Anyway, we were really excited with the session and it came out in 2006. Once again the response was great, once again it was limited to Spain. So, I'm happy that these collaborations are seeing the light of day. They're unlike anything I've done before or since (outside of my latest collaboration with Paco). And they delight and surprise me - and that's always a good thing.

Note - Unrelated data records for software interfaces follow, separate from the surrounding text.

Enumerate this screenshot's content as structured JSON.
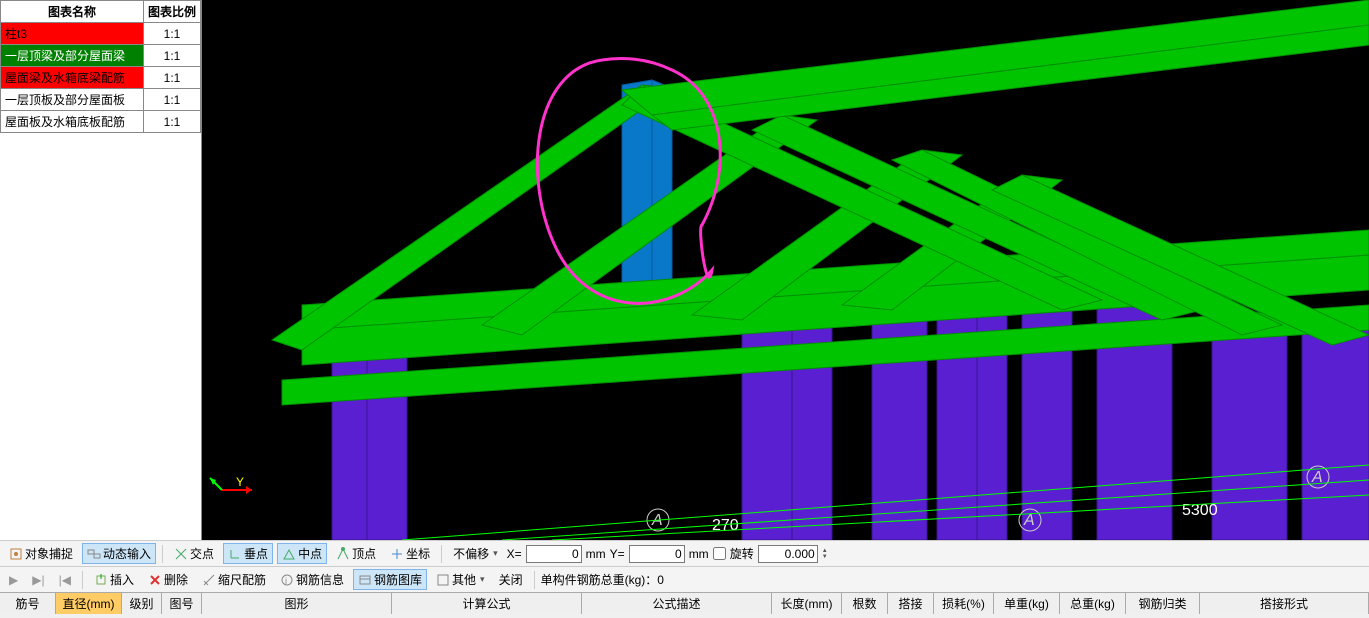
{
  "side_table": {
    "header1": "图表名称",
    "header2": "图表比例",
    "rows": [
      {
        "name": "柱t3",
        "ratio": "1:1",
        "cls": "row-red"
      },
      {
        "name": "一层顶梁及部分屋面梁",
        "ratio": "1:1",
        "cls": "row-green"
      },
      {
        "name": "屋面梁及水箱底梁配筋",
        "ratio": "1:1",
        "cls": "row-red"
      },
      {
        "name": "一层顶板及部分屋面板",
        "ratio": "1:1",
        "cls": "row-white"
      },
      {
        "name": "屋面板及水箱底板配筋",
        "ratio": "1:1",
        "cls": "row-white"
      }
    ]
  },
  "viewport": {
    "labels": {
      "A1": "A",
      "A2": "A",
      "A3": "A",
      "dim1": "270",
      "dim2": "5300"
    }
  },
  "snap_bar": {
    "obj_snap": "对象捕捉",
    "dyn_input": "动态输入",
    "cross": "交点",
    "perp": "垂点",
    "mid": "中点",
    "top": "顶点",
    "coord": "坐标",
    "offset_sel": "不偏移",
    "x_label": "X=",
    "x_val": "0",
    "mm1": "mm",
    "y_label": "Y=",
    "y_val": "0",
    "mm2": "mm",
    "rotate": "旋转",
    "rot_val": "0.000"
  },
  "edit_bar": {
    "insert": "插入",
    "delete": "删除",
    "scale_rebar": "缩尺配筋",
    "rebar_info": "钢筋信息",
    "rebar_lib": "钢筋图库",
    "other": "其他",
    "close": "关闭",
    "weight_label": "单构件钢筋总重(kg)：0"
  },
  "cols": {
    "c_no": "筋号",
    "c_dia": "直径(mm)",
    "c_grade": "级别",
    "c_imgno": "图号",
    "c_shape": "图形",
    "c_formula": "计算公式",
    "c_desc": "公式描述",
    "c_len": "长度(mm)",
    "c_count": "根数",
    "c_lap": "搭接",
    "c_loss": "损耗(%)",
    "c_unitw": "单重(kg)",
    "c_totalw": "总重(kg)",
    "c_class": "钢筋归类",
    "c_lapform": "搭接形式"
  }
}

I've been writing about Steve ever since I first encountered him in the early 1980's and I've been prone to much hyperbole along the way, especially when it comes to the Dream Syndicate. This time, I'll refrain from words like "mind-blowing" but what I will impress upon you - is what these Spanish albums share with the best Dream Syndicate recordings. And that is a timeless quality- they sounded fresh a decade or more ago, and they still do. Don't pigeonhole this release as a "reissue" or an aural snapshot of something from the past. There's a new Paco & Steve album in the works, what you hold in your hands is merely parts 1 and 2 of an on-going and current day thing. Long may it run...